Wednesday, July 6th 2011, 6:26 pm
By: News On 6

Tara Vreeland, News On 6

TUSKEGEE, Oklahoma -- A Tuskegee man says he just can't take care of his dogs anymore. That's because he has more than 50 at his home in Creek County.

The Oklahoma Alliance for Animals says this is not a cruelty or hoarding case.

Gerry Dearman says he can no longer care for the dozens of dogs that roam his rural Tuskegee property.

"I had a few and then a few dogs were dumped here and there. They had pups and it just escalated," he said.

Dearman says he did the best he could for four years.

Tara Vreeland, News On 6: "At what point were you thinking, this is too much? I can't take care of them anymore."
Gerry Dearman: "About a month ago. Got down to just where I couldn't do it. That's where I'm at."
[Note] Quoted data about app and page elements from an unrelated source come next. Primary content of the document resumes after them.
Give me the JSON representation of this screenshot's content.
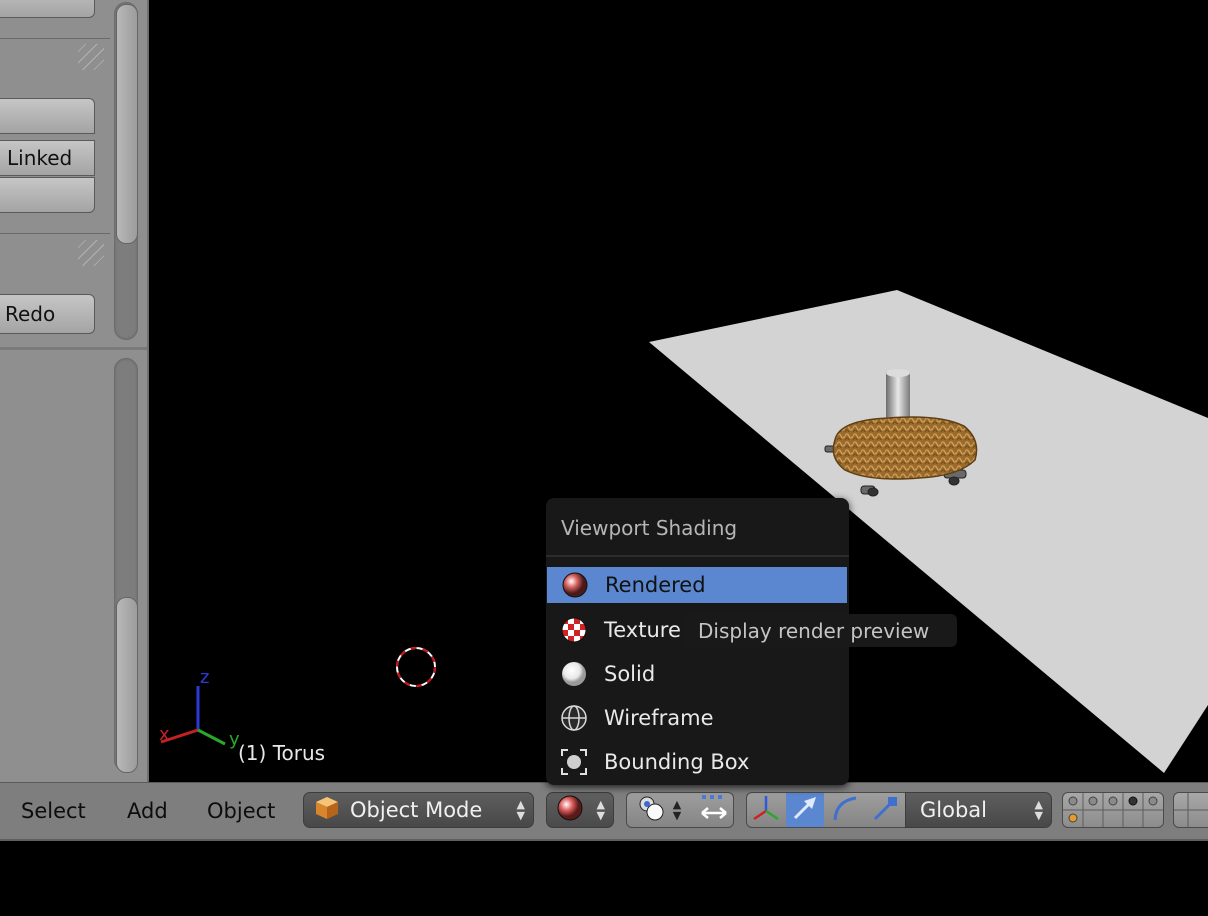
{
  "shelf": {
    "buttons": [
      {
        "label": ""
      },
      {
        "label": ""
      },
      {
        "label": "Linked"
      },
      {
        "label": ""
      },
      {
        "label": "Redo"
      }
    ]
  },
  "viewport": {
    "object_label": "(1) Torus",
    "axes": {
      "x": "x",
      "y": "y",
      "z": "z"
    }
  },
  "header": {
    "menus": [
      "Select",
      "Add",
      "Object"
    ],
    "mode": "Object Mode",
    "orientation": "Global"
  },
  "popup": {
    "title": "Viewport Shading",
    "items": [
      {
        "label": "Rendered",
        "icon": "rendered-sphere-icon",
        "active": true
      },
      {
        "label": "Texture",
        "icon": "texture-checker-icon",
        "active": false
      },
      {
        "label": "Solid",
        "icon": "solid-sphere-icon",
        "active": false
      },
      {
        "label": "Wireframe",
        "icon": "wireframe-sphere-icon",
        "active": false
      },
      {
        "label": "Bounding Box",
        "icon": "bounding-box-icon",
        "active": false
      }
    ],
    "tooltip": "Display render preview"
  },
  "colors": {
    "highlight": "#5a87d0",
    "header_bg": "#7e7e7e",
    "shelf_bg": "#8f8f8f",
    "popup_bg": "#181818"
  }
}
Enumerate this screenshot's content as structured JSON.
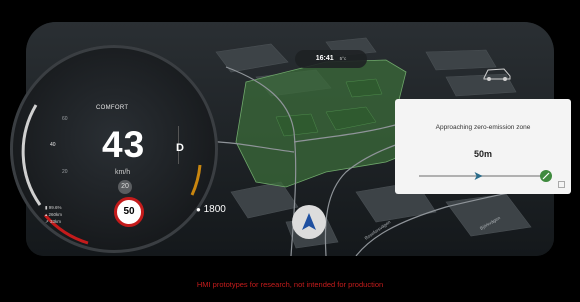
{
  "cluster": {
    "drive_mode": "COMFORT",
    "speed": "43",
    "speed_unit": "km/h",
    "gear": "D",
    "scale_labels": [
      "60",
      "40",
      "20"
    ],
    "current_speed_limit_marker": "20",
    "speed_limit": "50",
    "battery_pct": "99.6%",
    "stat_line_1": "260km",
    "stat_line_2": "33km",
    "range_value": "1800"
  },
  "status": {
    "time": "16:41",
    "temperature": "5°c"
  },
  "notification": {
    "title": "Approaching zero-emission zone",
    "distance": "50m",
    "progress_fraction": 0.48
  },
  "map": {
    "street_label_1": "Roseforsvägen",
    "street_label_2": "Björkvägen"
  },
  "footer": {
    "disclaimer": "HMI prototypes for research, not intended for production"
  },
  "colors": {
    "zone_fill": "#3b6b3a",
    "accent_green": "#3f8a3e",
    "limit_red": "#c41b1b",
    "footer_red": "#c61c1c"
  }
}
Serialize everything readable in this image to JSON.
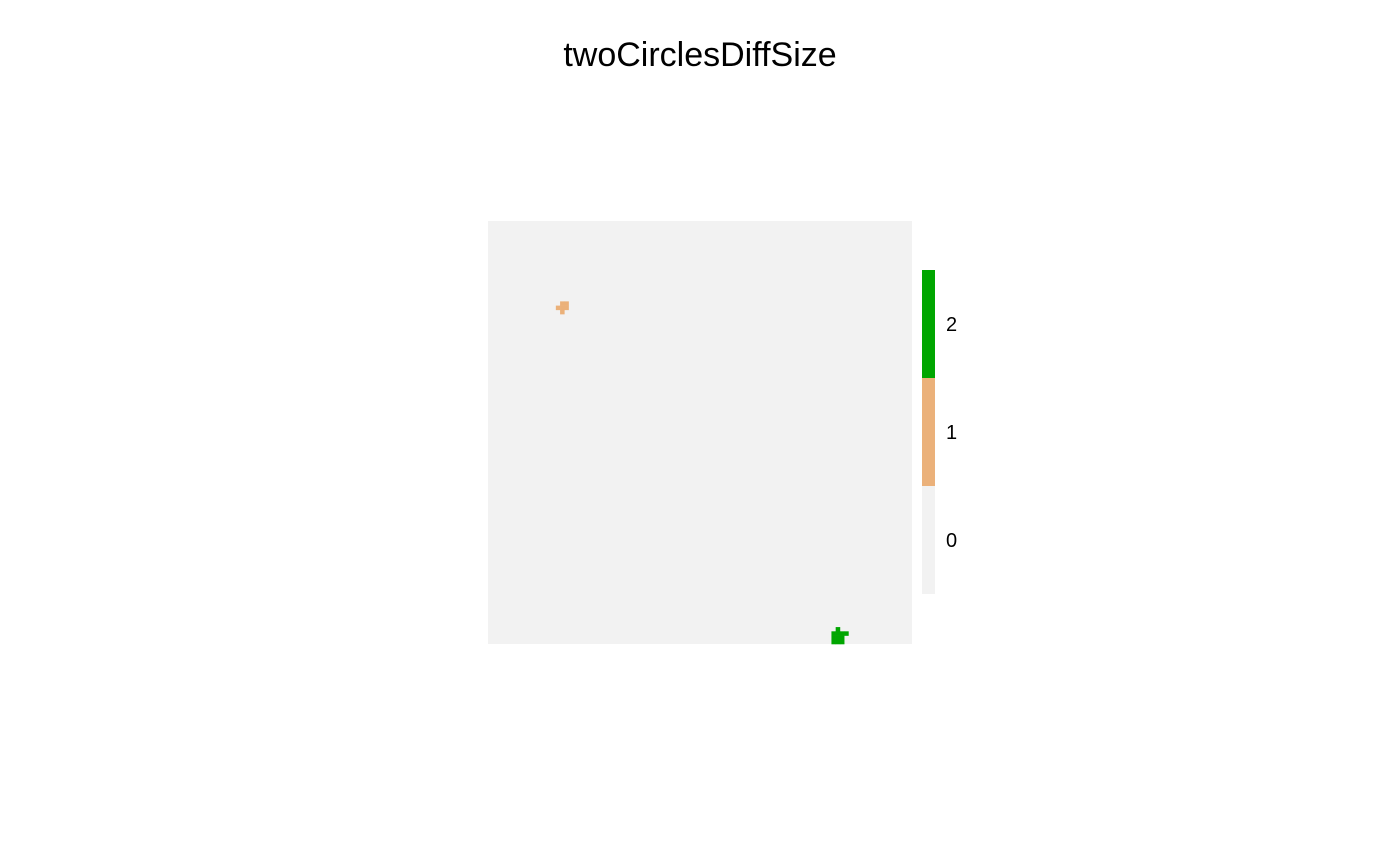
{
  "chart_data": {
    "type": "heatmap",
    "title": "twoCirclesDiffSize",
    "xlabel": "",
    "ylabel": "",
    "grid_size": 100,
    "background_value": 0,
    "categories": [
      {
        "value": 0,
        "label": "0",
        "color": "#F2F2F2"
      },
      {
        "value": 1,
        "label": "1",
        "color": "#EBB17A"
      },
      {
        "value": 2,
        "label": "2",
        "color": "#00A600"
      }
    ],
    "cells": [
      {
        "row": 19,
        "col": 17,
        "value": 1
      },
      {
        "row": 19,
        "col": 18,
        "value": 1
      },
      {
        "row": 20,
        "col": 17,
        "value": 1
      },
      {
        "row": 20,
        "col": 18,
        "value": 1
      },
      {
        "row": 20,
        "col": 16,
        "value": 1
      },
      {
        "row": 21,
        "col": 17,
        "value": 1
      },
      {
        "row": 96,
        "col": 82,
        "value": 2
      },
      {
        "row": 97,
        "col": 81,
        "value": 2
      },
      {
        "row": 97,
        "col": 82,
        "value": 2
      },
      {
        "row": 97,
        "col": 83,
        "value": 2
      },
      {
        "row": 97,
        "col": 84,
        "value": 2
      },
      {
        "row": 98,
        "col": 81,
        "value": 2
      },
      {
        "row": 98,
        "col": 82,
        "value": 2
      },
      {
        "row": 98,
        "col": 83,
        "value": 2
      },
      {
        "row": 99,
        "col": 81,
        "value": 2
      },
      {
        "row": 99,
        "col": 82,
        "value": 2
      },
      {
        "row": 99,
        "col": 83,
        "value": 2
      }
    ],
    "legend": {
      "placement": "right",
      "labels": [
        "2",
        "1",
        "0"
      ]
    },
    "grid": false
  }
}
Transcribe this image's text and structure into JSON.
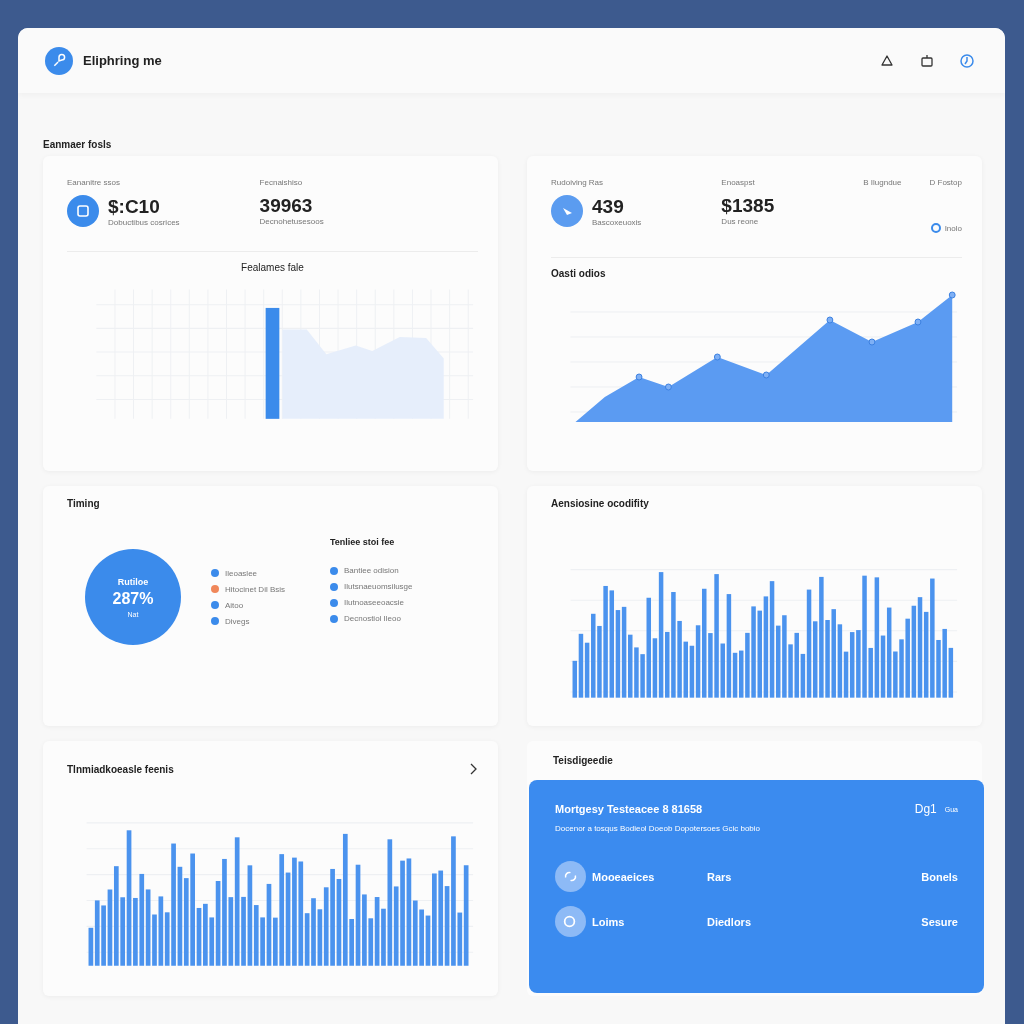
{
  "header": {
    "title": "Eliphring me"
  },
  "section_title": "Eanmaer fosls",
  "overview": {
    "stats": [
      {
        "label": "Eananitre ssos",
        "value": "$:C10",
        "sub": "Dobuctibus cosrices"
      },
      {
        "label": "Fecnaishiso",
        "value": "39963",
        "sub": "Decnohetusesoos"
      }
    ],
    "chart_title": "Fealames fale"
  },
  "revenue": {
    "stats": [
      {
        "label": "Rudoiving Ras",
        "value": "439",
        "sub": "Bascoxeuoxis"
      },
      {
        "label": "Enoaspst",
        "value": "$1385",
        "sub": "Dus reone"
      }
    ],
    "legend": [
      {
        "label": "B  Ilugndue"
      },
      {
        "label": "D  Fostop"
      }
    ],
    "option": {
      "label": "Inolo",
      "selected": true
    },
    "chart_title": "Oasti odios"
  },
  "timing": {
    "title": "Timing",
    "donut": {
      "label": "Rutiloe",
      "value": "287%",
      "sub": "Nat"
    },
    "legend": [
      {
        "label": "Ileoaslee",
        "color": "#3b8beb"
      },
      {
        "label": "Hitocinet Dil Bsis",
        "color": "#f0875a"
      },
      {
        "label": "Aitoo",
        "color": "#3b8beb"
      },
      {
        "label": "Divegs",
        "color": "#3b8beb"
      }
    ],
    "right_title": "Tenliee stoi fee",
    "right_legend": [
      {
        "label": "Bantiee odision",
        "color": "#3b8beb"
      },
      {
        "label": "Ilutsnaeuomsilusge",
        "color": "#3b8beb"
      },
      {
        "label": "Ilutnoaseeoacsie",
        "color": "#3b8beb"
      },
      {
        "label": "Decnostiol Ileoo",
        "color": "#3b8beb"
      }
    ]
  },
  "activity": {
    "title": "Aensiosine ocodifity"
  },
  "trends": {
    "title": "Tlnmiadkoeasle feenis"
  },
  "summary": {
    "title": "Teisdigeedie",
    "card_title": "Mortgesy Testeacee 8 81658",
    "badge": "Dg1",
    "badge_note": "Gua",
    "subtitle": "Docenor a tosqus Bodieol Doeob Dopotersoes Gcic bobio",
    "rows": [
      {
        "name": "Mooeaeices",
        "col2": "Rars",
        "col3": "Bonels"
      },
      {
        "name": "Loims",
        "col2": "Diedlors",
        "col3": "Sesure"
      }
    ]
  }
}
He says he feeds the dogs 100 pounds of food a day. But the stress has taken a toll on his own health. Dearman suffered a heart attack a few weeks ago.

"Heart trouble," he said. "Can't keep my blood pressure in check. Just overwhelmed right now."

Dearman turned to Paws, an animal rescue group from Bristow. They enlisted the help of the Oklahoma Alliance for Animals.

"This man truly realized that this is not a good situation," Shelli Holland-Handy, Director of the Oklahoma Alliance for Animals, said. "I need some help. He was very afraid that he was going to get into some kind of legal trouble and so he was very hesitant to call and he was very hesitant to trust anybody to help him."

The groups stepped in to round-up the dogs to vaccinate, spay and neuter. Some will be put up for adoption. Some will have to be euthanized.

"What are you to do when animals keep showing up on your property, you know, but to try to take care of them the best you can. I think he does love each and every one of them. He has named each and every one of them," said Holland-Handy.

Dearman says he'll keep three dogs, Buck Jake and Smiley. He says it's a tough choice, but one he agrees is for the best.

"It's hard. It's a really emotional deal. A lot of stress. A lot of worry about the animals and what's going to happen to them. Hardest part is that some of them will have to be put down," he said.

Oklahoma Alliance for Animals and PAWS took a total of 36 animals, mostly dogs and a few cats. They'll say they'll get them up to speed health wise and monitor their behavior. They say they hope to put the animals up for adoption in the coming weeks.